The final day of the dinosaurs in all probability started as a morning like every other. On a sandbank bounded by a river and heat moist forests in what’s now the dusty North Dakota prairies, triceratops and tyrannosaurs laid eggs, roamed, did their late Cretaceous factor. Thescelosaurs and turtles swam within the river. Pterosaurs flew overhead and furry mammalian creatures burrowed underground. On some of the essential days in Planet Earth’s historical past, as solely David Attenborough can so portentously pronounce it, life went on in abundance. Till an asteroid greater than Mount Everest hit what’s now Mexico’s Yucatan peninsula with an explosion whose drive was higher than that of a billion Hiroshima bombs. In lower than two hours, the world as we by no means knew it was for ever modified.
We don’t know precisely when the asteroid hit. However inside 40 minutes, the implications 2,000 miles away at Tanis – the title given to the Dakotan sandbank by the palaeontologists who’ve been digging there for a decade – have been profound. Dinosaurs: The Closing Day With David Attenborough (BBC One) recreates these final terrifying minutes as wildfires, earthquakes, tsunamis and seismic waves ravaged the globe and all life at Tanis was swiftly entombed in sediment. For context, this was 60m years earlier than we pitched (or moderately stood) up. And we’re seeing in actual time how that’s panning out.
That’s simply the final half-hour of Dinosaurs: The Closing Day. And it’s disturbingly prescient for one thing that occurred 66m years in the past. I discovered myself sloshing forwards and backwards, very like the Norwegian fjords mysteriously did in 2011 after an earthquake hit Japan, whereas watching this slick, gripping and elegiac feature-length documentary. Lurching from abject despair at our our modern position on this historical past to profound awe at our capability to unearth its deep mysteries. The signature Attenborough cocktail of emotions, then. Considered one of my scribbled notes merely reads: “We’re the asteroid.”

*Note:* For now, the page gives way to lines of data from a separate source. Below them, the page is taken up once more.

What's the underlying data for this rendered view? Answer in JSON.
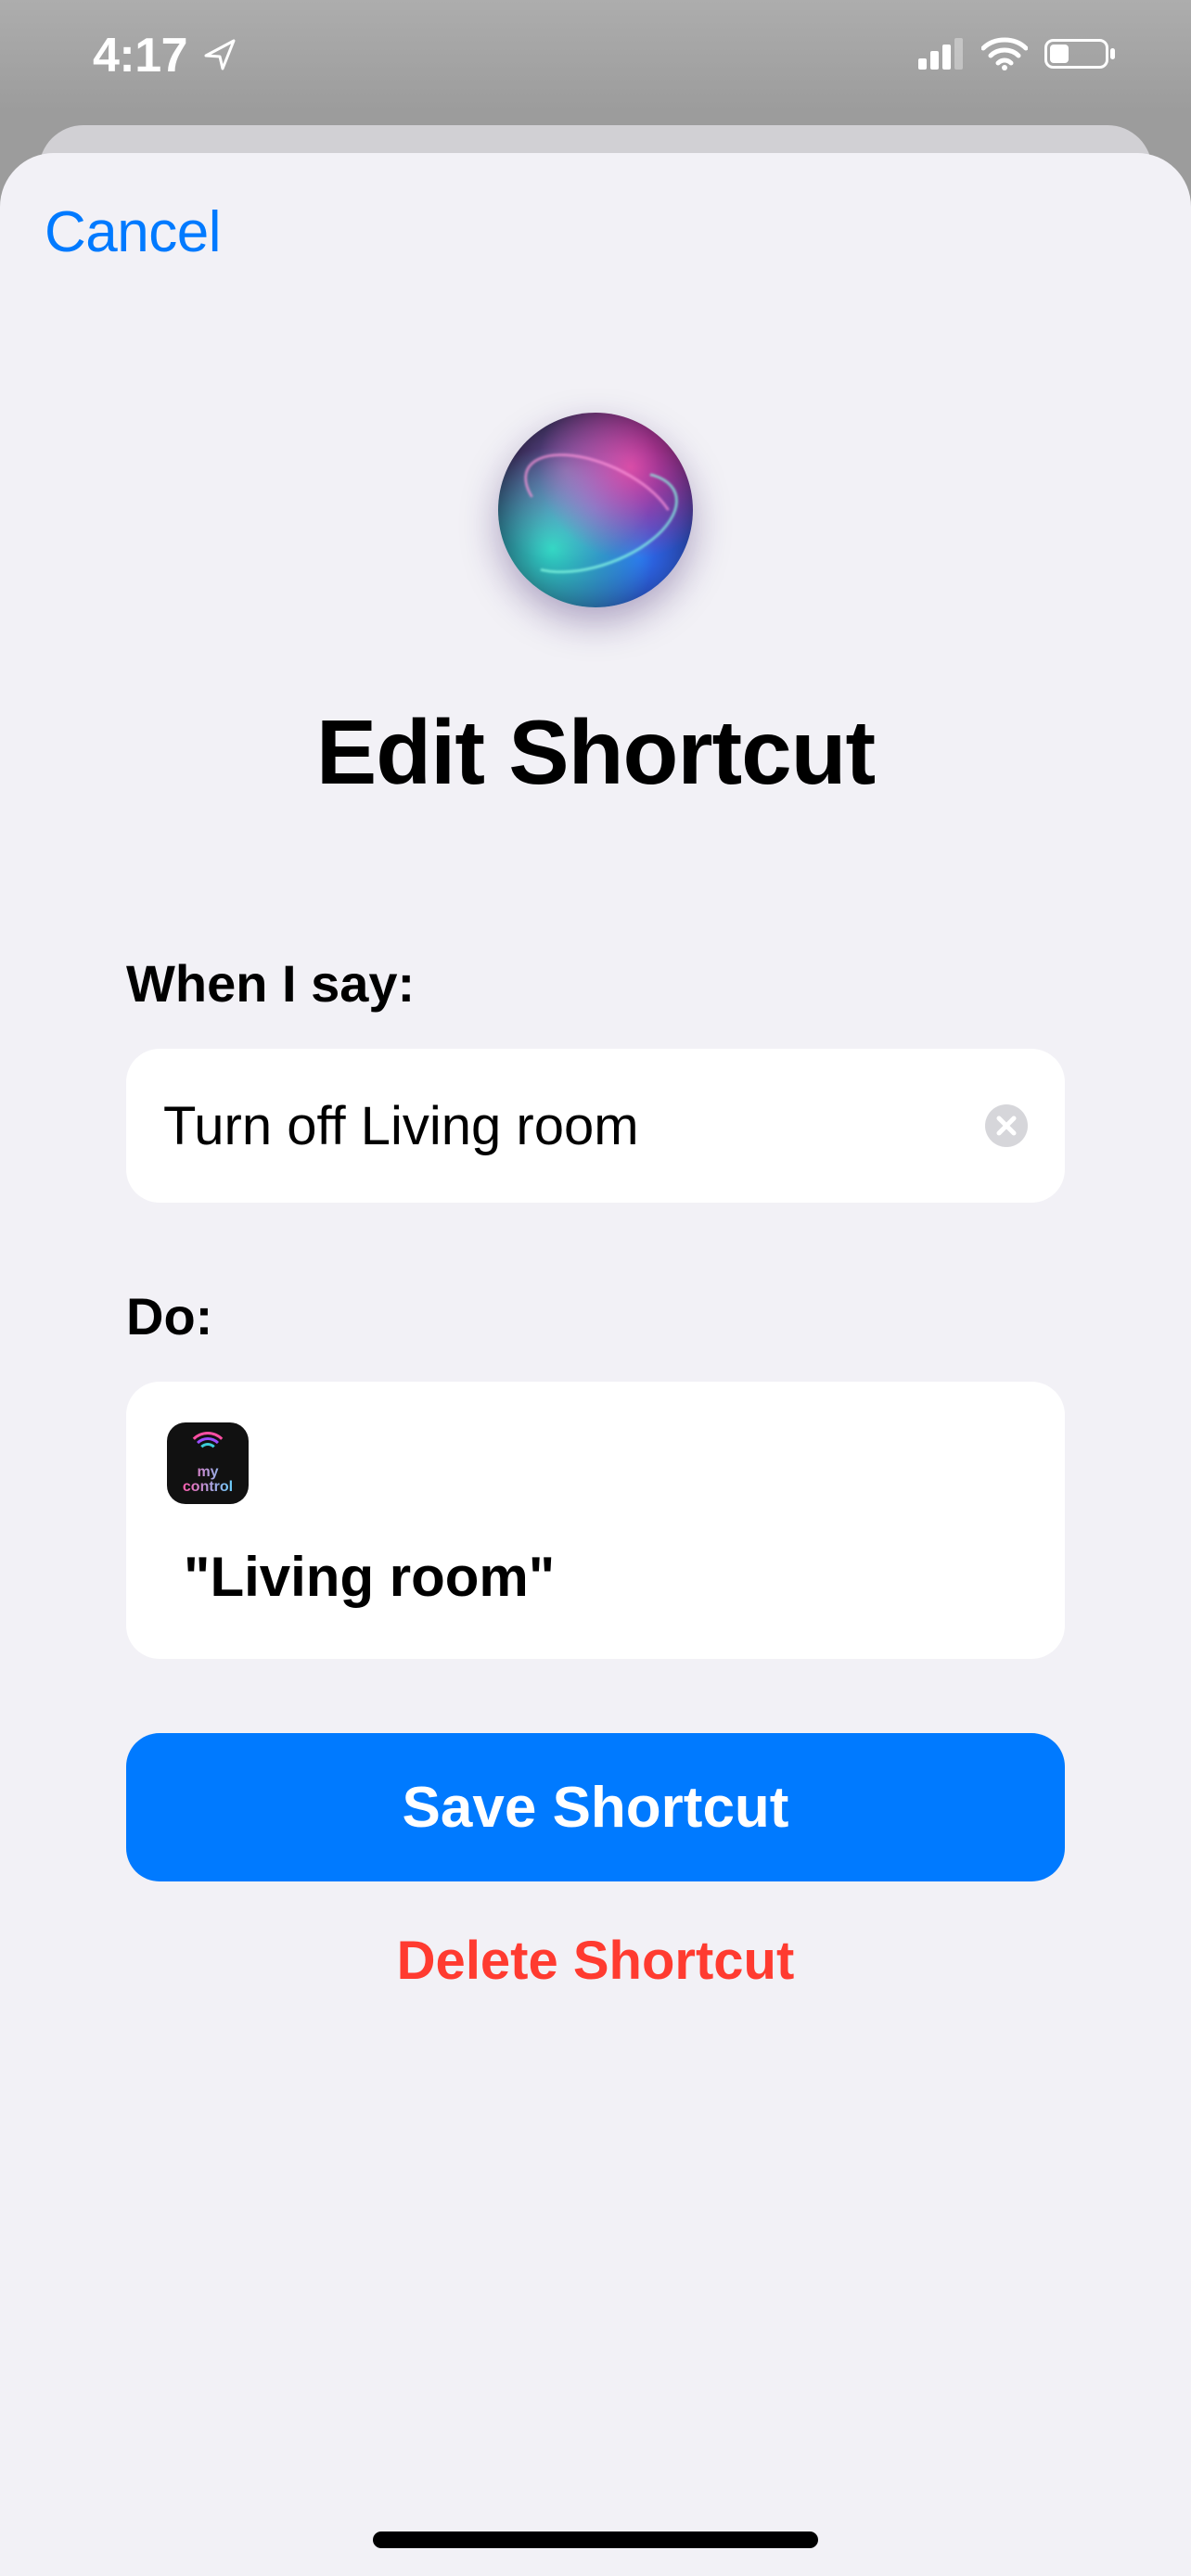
{
  "status": {
    "time": "4:17",
    "location_icon": "location-arrow",
    "cellular_bars": 3,
    "wifi": true,
    "battery_percent": 30
  },
  "nav": {
    "cancel_label": "Cancel"
  },
  "hero": {
    "icon": "siri-orb",
    "title": "Edit Shortcut"
  },
  "phrase": {
    "label": "When I say:",
    "value": "Turn off Living room",
    "clear_icon": "clear-circle"
  },
  "action": {
    "label": "Do:",
    "app": {
      "name": "my control",
      "line1": "my",
      "line2": "control"
    },
    "description": "\"Living room\""
  },
  "buttons": {
    "save_label": "Save Shortcut",
    "delete_label": "Delete Shortcut"
  }
}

Dinosaurs: The Closing Day deftly makes use of state-of-the-art FX and a digital manufacturing studio, which I no extra perceive than the Sauron-esque eye of the Oxfordshire synchrotron, the place lead palaeontologist Robert DePalma takes his astonishing finds to be scanned. The purpose is to move us again to the late Cretaceous so we are able to see for ourselves how the dinosaurs’ final days might need been. And the way Attenborough would have regarded (like a fish very a lot in water, naturally) having his chinos sniffed by our cute furry ancestors. Edge-of-your-seat stuff for some, however for me digital FX in nature/science documentaries are inclined to induce the frustration of faux flowers: by no means as stirring as the actual factor.
Extra thrilling is the dig at Hell Creek Formation. Right here, DePalma and his staff are excavating a mass dinosaur graveyard entombed in a layer of crumbly rock. Fortunately, DePalma has Indiana Jones ranges of magnetism, and might unearth a great line with as a lot class as he wields his trowel (and fedora). “It’s like making an attempt to defuse a nuclear weapon whilst you’re in a rainstorm,” he drawls, brushing the mass demise layer. Whereas “performing surgical procedure on a Cretaceous fish”, he discovers tiny balls of molten rock within the fish’s gill bars. They’re ejector spherules propelled into the environment by the asteroid, which “final noticed the sunshine of day once they have been flying by way of the air 66 million years in the past”. In a knot of amber, he finds spherules containing a wonderfully preserved particle “of the bullet that killed the dinosaurs”. The asteroid itself. Wow.
In one other thrilling second of this detective story set in deep time, the staff uncover what has by no means earlier than been discovered: the physique of a dinosaur killed by the consequences of the asteroid’s influence. “I feel we obtained ourselves a dinosaur!” DePalma cries as they dig a sq. of sediment that, to me, appears to be like like every other sq. of sediment. Hours later, the fossilised leg of a thescelosaurus, pores and skin and tissue included, emerges, wanting “like a Thanksgiving turkey”. The leg’s location, entangled within the “log jam” of Tanis’s mass demise layer, which is the place they discovered the meteorite-flecked amber and spherules, is proof sufficient. The dinosaur died on account of the asteroid collision.
After that Earth-shattering day, sulphur ejected by the asteroid blocked all daylight. The planet was plunged into semi-darkness for a decade. Temperatures dropped dramatically. On land, the vegetation died and within the seas the plankton vanished. Three quarters of all species have been worn out. “Then,” says Attenborough, “got here one thing great.” Vegetation returned, and with it, among the smallest and most resourceful creatures, together with our little furry ancestors who had survived the nuclear winter of their burrows. And Attenborough hasn’t given up, both. “We’re distinctive in our capability to be taught from the distant previous,” he concludes. “Now we should use that capability properly … to guard the thousands and thousands of species for whom, alongside us, this planet is house.”